Introduction to the Australian Consumer Law
Competition & Consumer Law in Australia Small Businesses------------------------------------------
- Introduction to the Australian Consumer Law
Unfair contract terms
Avoiding Unfair Business Practices
Misleading or Deceptive Conduct
False or Misleading Representations
Representations About Country of Origin
- Replaces previous Federal and State legislation to create uniform law – standard terms and definitions
Introduces new law on unfair contracts
New national consumer guarantee provisions
New national lay-by provisions
Structure of the ACL
The Act renamed the Trade Practices Act (Cth) 1974 as the Competition and Consumer Act 2010 (Cth)(CCA).
Uniformity under the ACL across Australia:
Consumers have the same protections
Businesses have the same responsibilities and obligations
Which goods are covered?
- Previously implied warranties had to be enforced as breach of contract – now a breach of the ACL
Guarantees now automatically provided regardless of any warranty
Manufactures guarantee goods:

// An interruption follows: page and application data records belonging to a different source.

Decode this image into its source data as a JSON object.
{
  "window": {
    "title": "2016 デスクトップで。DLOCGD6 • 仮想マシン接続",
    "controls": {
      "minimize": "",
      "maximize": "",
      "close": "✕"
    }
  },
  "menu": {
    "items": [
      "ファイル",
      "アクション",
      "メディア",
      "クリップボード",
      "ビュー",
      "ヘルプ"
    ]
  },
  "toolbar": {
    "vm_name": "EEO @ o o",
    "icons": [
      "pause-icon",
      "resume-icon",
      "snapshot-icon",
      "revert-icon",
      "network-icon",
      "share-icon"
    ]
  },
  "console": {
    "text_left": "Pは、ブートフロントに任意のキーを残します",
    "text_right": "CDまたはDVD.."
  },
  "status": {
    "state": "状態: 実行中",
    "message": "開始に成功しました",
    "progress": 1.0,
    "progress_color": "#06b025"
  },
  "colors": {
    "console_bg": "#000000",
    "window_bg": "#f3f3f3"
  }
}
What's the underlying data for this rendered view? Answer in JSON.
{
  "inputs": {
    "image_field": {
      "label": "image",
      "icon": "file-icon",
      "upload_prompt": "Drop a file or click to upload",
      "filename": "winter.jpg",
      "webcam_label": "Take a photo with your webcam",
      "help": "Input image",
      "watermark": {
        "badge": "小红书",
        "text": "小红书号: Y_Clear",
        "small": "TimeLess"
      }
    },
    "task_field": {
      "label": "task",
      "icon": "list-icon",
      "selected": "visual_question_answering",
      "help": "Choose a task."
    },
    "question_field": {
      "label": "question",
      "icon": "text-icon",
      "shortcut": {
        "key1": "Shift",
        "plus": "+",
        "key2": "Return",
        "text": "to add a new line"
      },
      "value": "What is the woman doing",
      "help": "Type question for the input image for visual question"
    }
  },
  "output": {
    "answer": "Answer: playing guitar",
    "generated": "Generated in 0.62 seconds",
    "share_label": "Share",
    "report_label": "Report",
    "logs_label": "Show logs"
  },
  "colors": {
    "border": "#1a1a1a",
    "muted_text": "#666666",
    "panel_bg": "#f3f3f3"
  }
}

Spare parts and repair facilities
Service providers guarantee services
What goods are not covered?
- All goods purchased for less than $40,000
If goods cost more than $40,000 but are used for household or domestic purposes
Vehicles and trailers
Applies to second hand and ‘seconds’
What are the guarantees?
- Bought before 1 January 2011
One off sales (garage sales)
Auction sales (where the auctioneer is agent for supplier)
Business purchases costing more than $40k
Goods you buy to on-sell
What if the product fails?
- The goods will be of an acceptable quality
The goods will be fit for their purpose
The description of the goods in any catalogue is accurate
The goods will match any sample or demonstration model
Suppliers and manufacturers will honour any express warranties
The goods will have clear title and be free of hidden securities
Manufacturers or importers will provide spare parts and repair facilities.
- If a product fails to meet a consumer guarantee, consumer may be entitled to a replacement, repair, refund or other remedy
But not if consumer changes their mind, damages the goods or were told about any defects before purchase
Remedy depends on whether major or minor issue
- Problems that can normally be fixed or resolved (eg repairing stitching on clothing)
Supplier can choose refund, repair or replacement
Supplier must have a chance to fix the problem
- If there is a major failure with the goods, the consumer can:
reject the goods and get a refund
reject the goods and get replacement, or one of similar value if reasonably available, or
keep the goods and get compensation for the drop in value caused by the problem
- Major problem with a product when:
you would not have purchased the product if you had known about the problem.
the product is significantly different from the description, sample or demonstration model you were shown.
the product is substantially unfit for its normal purpose or for the purpose told to supplier (eg ski jacket is not waterproof)
the product is unsafe (eg electric blanket with faulty wiring)
Guarantees for services
- Only applies if major problem
Must reject within a reasonable time
Consumer must return unless cost is significant – if so supplier must collect
Consumer must show proof of purchase
Original packaging not required
with due care and skill
- Services costing less than $40,000
Services costing more than $40,000 but used for household or domestic purposes
A supplier must supply services;
which are fit for their purpose
within a reasonable time
Services - dealing with problems
- Minor - supplier can choose to refund or repair (free of charge and in reasonable time)
Major – consumer can cancel the services and get refund or seek compensation for difference in value
- replacing or repairing
- Suppliers can limit liability where not for household or domestic purposes to:
- reimbursing for replacement or repair
- re-supplying services
- reimbursing for re-supply
Avoiding Unfair Business Practices:
- A 'lay-by' is essentially a contract where you pay for a product over a period of time rather than upfront.
A lay-by agreement must be in writing and specify all the terms and conditions, including any termination charge.
The trader may charge a termination fee (if a lay-by agreement cancelled) of not more the trader’s ‘reasonable costs’ relating to the agreement.
If cancelled all amounts paid must be refunded except for the termination charge.
Trader can only terminate for breach of the agreement
Unfair Contract Terms (ACL ss 23-28)
- Unfair contract terms in standard form contracts are void.
Consumer contracts entered into on or after 1 July 2010 and to the terms of existing contracts that are renewed or changed on or after 1 July 2010.
3 part test of unfairness
Must look at contract as a whole
A term is unfair if:
Would cause significant imbalance between the parties;
Not reasonably necessary to protect legitimate business interest; AND
Would cause detriment if used